"The internet has enabled us to be joined together. We are now plugged into a vast nervous system that, yes, reflects our good, but too often also magnifies and fuels our bad. We can—and must—encourage these platforms to redesign themselves in a more responsible and compassionate way. The world will feel it, and we will all benefit from it."
Mark Zuckerberg announced last month that Facebook would be implementing policies to prohibit hate speech from appearing in its ads.
Sources close to the couple previously told PEOPLE that online hate speech is a major issue the Duke and Duchess are tackling.
"As we've been developing Archewell, one of the areas The Duke and Duchess of Sussex have been keen to address is online hate speech, and we've been working with civil rights and racial justice groups on it," a source said.

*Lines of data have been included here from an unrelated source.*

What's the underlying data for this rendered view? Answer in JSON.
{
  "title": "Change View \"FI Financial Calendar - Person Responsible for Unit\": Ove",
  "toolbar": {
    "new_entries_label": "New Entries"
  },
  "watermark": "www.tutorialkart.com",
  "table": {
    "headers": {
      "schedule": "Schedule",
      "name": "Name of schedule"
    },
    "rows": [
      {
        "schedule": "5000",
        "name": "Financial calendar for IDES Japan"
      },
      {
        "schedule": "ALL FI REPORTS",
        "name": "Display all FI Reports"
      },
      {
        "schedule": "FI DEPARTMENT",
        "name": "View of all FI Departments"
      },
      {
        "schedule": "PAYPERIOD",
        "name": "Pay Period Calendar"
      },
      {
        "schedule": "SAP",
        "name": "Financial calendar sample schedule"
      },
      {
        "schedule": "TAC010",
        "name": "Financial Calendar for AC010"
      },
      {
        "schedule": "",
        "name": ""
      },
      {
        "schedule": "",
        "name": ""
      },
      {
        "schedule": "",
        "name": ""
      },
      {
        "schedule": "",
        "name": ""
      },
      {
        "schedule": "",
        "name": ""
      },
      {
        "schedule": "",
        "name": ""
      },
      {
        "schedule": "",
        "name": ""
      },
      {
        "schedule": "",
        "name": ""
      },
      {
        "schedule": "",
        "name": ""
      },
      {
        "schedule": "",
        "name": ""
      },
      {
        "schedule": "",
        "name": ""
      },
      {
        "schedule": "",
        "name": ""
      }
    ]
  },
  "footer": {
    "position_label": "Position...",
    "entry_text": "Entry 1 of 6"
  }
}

"Over the past few weeks, in particular, this issue has become even more vital and they have been working to encourage global CEOs to stand in solidarity with a coalition of civil and racial justice groups like the NAACP, Color of Change, and the Anti-Defamation League, which are calling for structural changes to our online world," the source added.